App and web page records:
"""
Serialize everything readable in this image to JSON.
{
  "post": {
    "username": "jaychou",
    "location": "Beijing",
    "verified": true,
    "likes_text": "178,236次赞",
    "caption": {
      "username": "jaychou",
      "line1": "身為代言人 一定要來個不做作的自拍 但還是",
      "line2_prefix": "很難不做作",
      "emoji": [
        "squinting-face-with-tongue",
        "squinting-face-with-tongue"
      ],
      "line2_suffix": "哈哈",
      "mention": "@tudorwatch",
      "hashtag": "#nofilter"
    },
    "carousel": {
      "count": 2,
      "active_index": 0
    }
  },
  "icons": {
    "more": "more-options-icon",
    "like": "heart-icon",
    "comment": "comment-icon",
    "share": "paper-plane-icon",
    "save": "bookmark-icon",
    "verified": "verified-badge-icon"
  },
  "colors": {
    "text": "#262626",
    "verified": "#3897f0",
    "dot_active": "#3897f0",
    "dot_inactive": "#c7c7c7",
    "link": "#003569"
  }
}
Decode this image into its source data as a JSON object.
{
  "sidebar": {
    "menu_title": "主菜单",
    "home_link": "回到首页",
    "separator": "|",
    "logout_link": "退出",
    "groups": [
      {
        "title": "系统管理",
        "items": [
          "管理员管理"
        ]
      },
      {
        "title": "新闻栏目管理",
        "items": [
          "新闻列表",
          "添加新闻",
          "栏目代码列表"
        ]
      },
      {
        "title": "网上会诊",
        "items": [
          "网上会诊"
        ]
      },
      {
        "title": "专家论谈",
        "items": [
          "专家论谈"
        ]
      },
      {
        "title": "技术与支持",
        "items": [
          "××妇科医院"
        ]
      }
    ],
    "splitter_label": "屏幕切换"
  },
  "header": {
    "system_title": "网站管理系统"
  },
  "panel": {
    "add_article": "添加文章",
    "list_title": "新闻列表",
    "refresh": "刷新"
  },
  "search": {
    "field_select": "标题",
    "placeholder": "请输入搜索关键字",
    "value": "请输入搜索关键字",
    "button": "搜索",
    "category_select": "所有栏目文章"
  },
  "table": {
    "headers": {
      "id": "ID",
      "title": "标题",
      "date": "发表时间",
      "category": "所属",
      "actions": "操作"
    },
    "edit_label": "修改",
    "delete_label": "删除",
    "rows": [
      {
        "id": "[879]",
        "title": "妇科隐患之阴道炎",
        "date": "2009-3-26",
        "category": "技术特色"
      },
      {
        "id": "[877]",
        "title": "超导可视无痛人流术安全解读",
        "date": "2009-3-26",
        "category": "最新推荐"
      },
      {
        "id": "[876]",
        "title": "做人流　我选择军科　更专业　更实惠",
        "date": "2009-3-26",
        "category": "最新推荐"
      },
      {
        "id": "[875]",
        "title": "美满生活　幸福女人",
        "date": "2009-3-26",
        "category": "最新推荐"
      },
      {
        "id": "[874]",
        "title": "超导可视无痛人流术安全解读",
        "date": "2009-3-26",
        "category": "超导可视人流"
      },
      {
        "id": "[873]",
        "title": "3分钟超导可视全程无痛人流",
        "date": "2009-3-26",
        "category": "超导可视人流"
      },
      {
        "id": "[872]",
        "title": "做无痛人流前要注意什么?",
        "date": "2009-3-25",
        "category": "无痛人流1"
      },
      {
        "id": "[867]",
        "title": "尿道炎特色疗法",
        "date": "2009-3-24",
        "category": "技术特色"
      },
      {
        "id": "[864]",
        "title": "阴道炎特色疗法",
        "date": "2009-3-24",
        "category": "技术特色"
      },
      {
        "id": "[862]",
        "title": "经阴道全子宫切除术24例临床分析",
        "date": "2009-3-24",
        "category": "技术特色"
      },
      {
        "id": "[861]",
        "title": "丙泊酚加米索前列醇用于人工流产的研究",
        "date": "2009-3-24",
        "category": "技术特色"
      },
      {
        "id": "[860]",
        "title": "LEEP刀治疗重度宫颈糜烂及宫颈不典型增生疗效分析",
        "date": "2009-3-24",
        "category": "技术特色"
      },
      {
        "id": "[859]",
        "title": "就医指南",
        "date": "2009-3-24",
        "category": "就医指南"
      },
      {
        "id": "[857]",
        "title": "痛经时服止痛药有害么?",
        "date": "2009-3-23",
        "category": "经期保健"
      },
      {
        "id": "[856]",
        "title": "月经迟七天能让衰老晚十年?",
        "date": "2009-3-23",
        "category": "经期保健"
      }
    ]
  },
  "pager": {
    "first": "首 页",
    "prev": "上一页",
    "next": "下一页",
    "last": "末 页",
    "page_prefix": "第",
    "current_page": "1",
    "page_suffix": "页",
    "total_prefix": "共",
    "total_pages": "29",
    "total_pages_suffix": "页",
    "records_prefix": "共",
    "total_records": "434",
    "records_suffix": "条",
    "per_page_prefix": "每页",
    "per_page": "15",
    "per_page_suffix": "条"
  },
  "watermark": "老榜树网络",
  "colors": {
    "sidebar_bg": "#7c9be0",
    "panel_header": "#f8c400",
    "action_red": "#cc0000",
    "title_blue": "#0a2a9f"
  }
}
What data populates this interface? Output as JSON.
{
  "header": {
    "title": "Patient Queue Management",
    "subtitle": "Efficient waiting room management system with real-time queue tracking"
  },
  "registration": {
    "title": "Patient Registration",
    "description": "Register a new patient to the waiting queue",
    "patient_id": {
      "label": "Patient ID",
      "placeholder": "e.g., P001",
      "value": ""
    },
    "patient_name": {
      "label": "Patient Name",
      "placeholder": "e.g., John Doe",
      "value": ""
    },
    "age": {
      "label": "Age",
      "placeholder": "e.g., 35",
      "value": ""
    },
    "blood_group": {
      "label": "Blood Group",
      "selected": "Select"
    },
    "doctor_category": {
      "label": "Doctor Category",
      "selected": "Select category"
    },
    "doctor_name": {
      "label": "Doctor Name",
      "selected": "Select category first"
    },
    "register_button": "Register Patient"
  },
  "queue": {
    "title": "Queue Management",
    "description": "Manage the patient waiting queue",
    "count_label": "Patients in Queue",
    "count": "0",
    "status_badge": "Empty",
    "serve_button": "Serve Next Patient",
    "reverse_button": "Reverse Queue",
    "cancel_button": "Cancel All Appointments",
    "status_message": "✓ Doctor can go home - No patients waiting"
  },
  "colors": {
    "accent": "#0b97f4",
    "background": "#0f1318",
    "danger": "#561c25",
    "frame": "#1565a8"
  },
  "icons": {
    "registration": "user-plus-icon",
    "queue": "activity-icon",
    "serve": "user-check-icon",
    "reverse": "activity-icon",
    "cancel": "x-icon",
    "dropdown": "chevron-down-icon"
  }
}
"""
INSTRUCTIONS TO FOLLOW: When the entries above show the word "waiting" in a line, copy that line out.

WRITTEN RESPONSE:
    "subtitle": "Efficient waiting room management system with real-time queue tracking"
    "description": "Register a new patient to the waiting queue",
    "description": "Manage the patient waiting queue",
    "status_message": "✓ Doctor can go home - No patients waiting"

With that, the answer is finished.